President Barack Obama on Monday rejected criticism of his decision to commit U.S. forces to the U.N.-authorized military mission in Libya, telling the American people there were strategic and moral reasons to act. In a nationally televised speech at the National Defense University, Obama said his administration kept its pledge that the mission would be limited in size and scope, announcing that the NATO alliance would assume full command on Wednesday. The United States now will play "a supporting role - including intelligence, logistical support, search-and-rescue assistance, and capabilities to jam regime communications," Obama said, noting that both the risk and cost of the operation to America "will be reduced significantly."
CNN: Republicans upset with Obama's regime change remarks

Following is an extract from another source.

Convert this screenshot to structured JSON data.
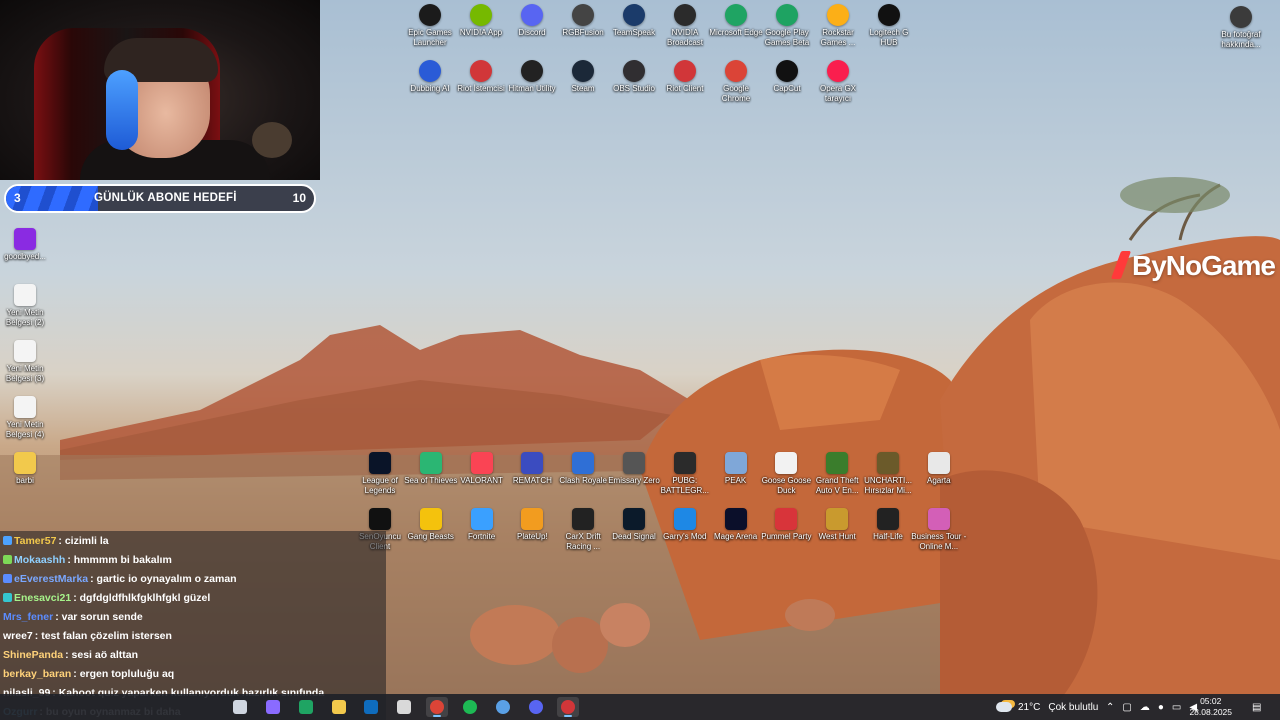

When U.S. President Barack Obama said Monday it would be wrong to seek regime change in Libya by force, Republican lawmakers took issue - saying removing Libyan leader Moammar Gadhafi is and should be precisely the goal. Gadhafi must have been comforted to hear the president's words, Sen. John McCain, R-Arizona, said following Obama's televised address. "If we tell Gadhafi, 'Don't worry, you won't be removed by force,' I think that's very encouraging to Gadhafi," McCain said, after Obama delivered a speech explaining U.S. intervention in Libya. McCain said the president's words were "puzzling" because Obama has previously said that U.S. policy is for Gadhafi's ouster. "The reason why we wage wars is to achieve the results of a policy that we state," McCain said.